The Carolina Hurricanes have the most points in the entire NHL and look poised for another long playoff run. Their coach happens to be a franchise icon that served as captain during the organization’s only Stanley Cup championship in 2006. What seems like the easiest extension in history has been expected for some time with head coach Rod Brind’Amour, who is only under contract through the end of the 2021-22 season. But the deal still hasn’t been signed, and Elliotte Friedman of Sportsnet shed some light on exactly why:
They don’t have an extension done yet for next year and I understand that one of the biggest issues there is that Brind’Amour has asked that as much as he wants himself to get a contract extension, he also wants extensions for his coaching staff, the training staff and the equipment staff–which also aren’t signed for next year.
As Friedman explains, the odds are still on Brind’Amour signing with the Hurricanes, but there are teams “that would like to back up the Brinks truck” to steal him away from Carolina. It’s easy to understand why after the success he’s had through the early part of his coaching career. In three seasons, Brind’Amour is currently sitting at a 117-64-19 record, which would put him sixth all-time in winning percentage among coaches with at least 200 games.
Obviously, some of that is the Hurricanes core coming into its own, but there’s no doubt that Brind’Amour has impressed behind the bench. The fact that he is now sticking his neck out for the rest of the staff will only improve his reputation, even if it does make it a little more difficult to work out a new contract in Carolina.

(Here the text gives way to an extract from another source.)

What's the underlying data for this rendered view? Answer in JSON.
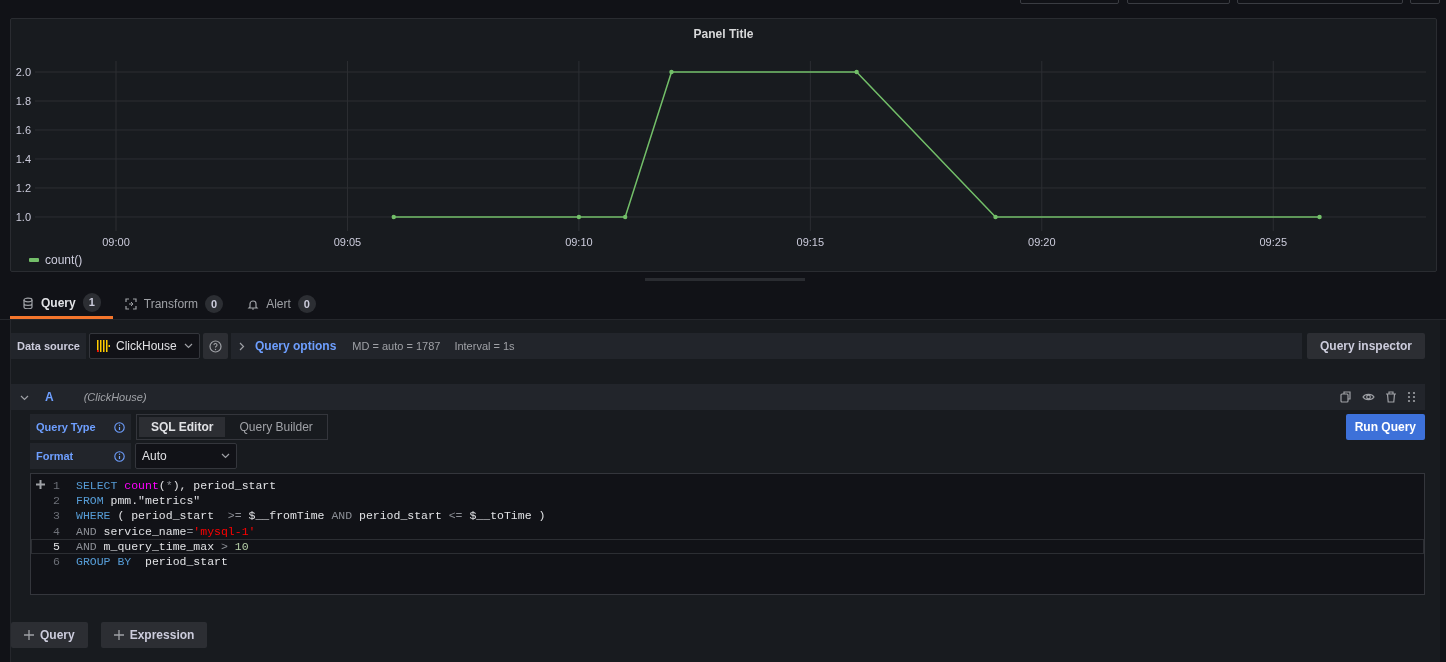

Of course, there is now an NHL team without a head coach and it happens to be managed by former teammate and long-time Hurricanes colleague Ron Francis. The Seattle Kraken are taking their time deciding who will lead the team during their inaugural season and though there has not been a direct connection yet to Brind’Amour, you can bet they would be one of the (many) teams keeping an eye on the situation in Carolina.